All you need to know about engine remapping

The crave for better performing motorcycles is on the rise in India and sales reports show there is no stopping, for at least in the near future. Many motorcycle enthusiasts can be seen upgrading their bikes to reach greater performance. But, what if enthusiasts can’t afford the motorcycle upgrade? Least intrusive modifications have turned out to be the best answer so far. While modifications generally involve upgrading the motorcycles’ hardware, least intrusive modifications involve the use of Engine Control Unit (ECU) remap where the stock ECU is removed and a remapped one is plugged in its place. Analogically speaking, it’s something like changing sim cards in your phones.

What is ECU remapping?
Almost all fuel injected motorcycles have ECUs which control the entire operations of the engines based on the inputs given by riders. They control everything right from how much fuel, air is fed, the maximum rpm to which the engine can be revved and most importantly, the engine’s overall behaviour.

Higher performance
A remapped ECU pushes the engine to perform better even if such a change distorts the engine’s overall functioning. For example, Yamaha R15 V3’s ECU won’t let the engine rev beyond 11,500 rpm but according to reports, a Delhi-based motorcycle enthusiast has plugged in a custom remapped ECU which now lets his motorcycle’s engine to rev over 16,000 rpm. Similarly, two Indian firms Powertronic and kiirus offer remapped ECUs for Indian motorcycles which spike their performance by a considerable margin. For example, Bajaj Dominar reaches a top speed of 165 Kmph but when a Powertronic ECU is plugged to it, the bike reaches 170 Kmph.

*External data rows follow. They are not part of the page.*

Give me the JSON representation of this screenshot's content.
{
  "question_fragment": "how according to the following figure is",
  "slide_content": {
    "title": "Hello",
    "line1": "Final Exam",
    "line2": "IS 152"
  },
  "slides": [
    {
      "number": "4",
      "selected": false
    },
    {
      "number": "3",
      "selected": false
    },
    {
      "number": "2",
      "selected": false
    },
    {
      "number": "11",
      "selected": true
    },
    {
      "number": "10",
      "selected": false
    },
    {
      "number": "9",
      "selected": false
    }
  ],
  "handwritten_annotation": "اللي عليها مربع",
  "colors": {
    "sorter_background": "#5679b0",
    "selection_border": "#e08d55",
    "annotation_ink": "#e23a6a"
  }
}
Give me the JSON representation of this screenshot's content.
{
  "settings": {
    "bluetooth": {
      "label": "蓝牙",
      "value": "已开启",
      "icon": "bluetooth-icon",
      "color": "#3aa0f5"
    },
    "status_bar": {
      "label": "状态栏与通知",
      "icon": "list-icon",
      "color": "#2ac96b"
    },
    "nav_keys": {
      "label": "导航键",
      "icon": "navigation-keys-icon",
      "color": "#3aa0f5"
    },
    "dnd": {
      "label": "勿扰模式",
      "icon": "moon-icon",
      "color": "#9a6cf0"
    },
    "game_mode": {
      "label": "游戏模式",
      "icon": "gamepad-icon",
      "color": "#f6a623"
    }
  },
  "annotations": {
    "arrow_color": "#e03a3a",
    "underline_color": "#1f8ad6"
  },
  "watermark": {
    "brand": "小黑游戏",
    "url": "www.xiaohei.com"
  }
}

Side effects aplenty
But there is more to it than meets the eye. A manufacturer will programme an ECU taking into account all the aspects of the engine, most importantly, the extent of abuse the materials can withstand. But a remapped ECU aims only for performance even if it is at the cost of too much stress to the engine. If a bike is loaded with a remapped ECU, then questions such as will the bike’s cooling system cool down the additional heat generated, will the gearbox, chain and wheels be able to take up the additional load and will the pistons wear down quickly are left unanswered. Caution needs to be adhered when using them as they can bring considerable damage when used extensively.

Did you know?
Remapping isn’t just the part and parcel of the after market industry. For more than two decades, manufacturers are offering remapping in their production motorcycles itself in the form of riding modes. Usually, there are three maps A, B and C with different engine behaviour. Even traction control systems in modern motorcycles involve engine remapping.


S Ben Raja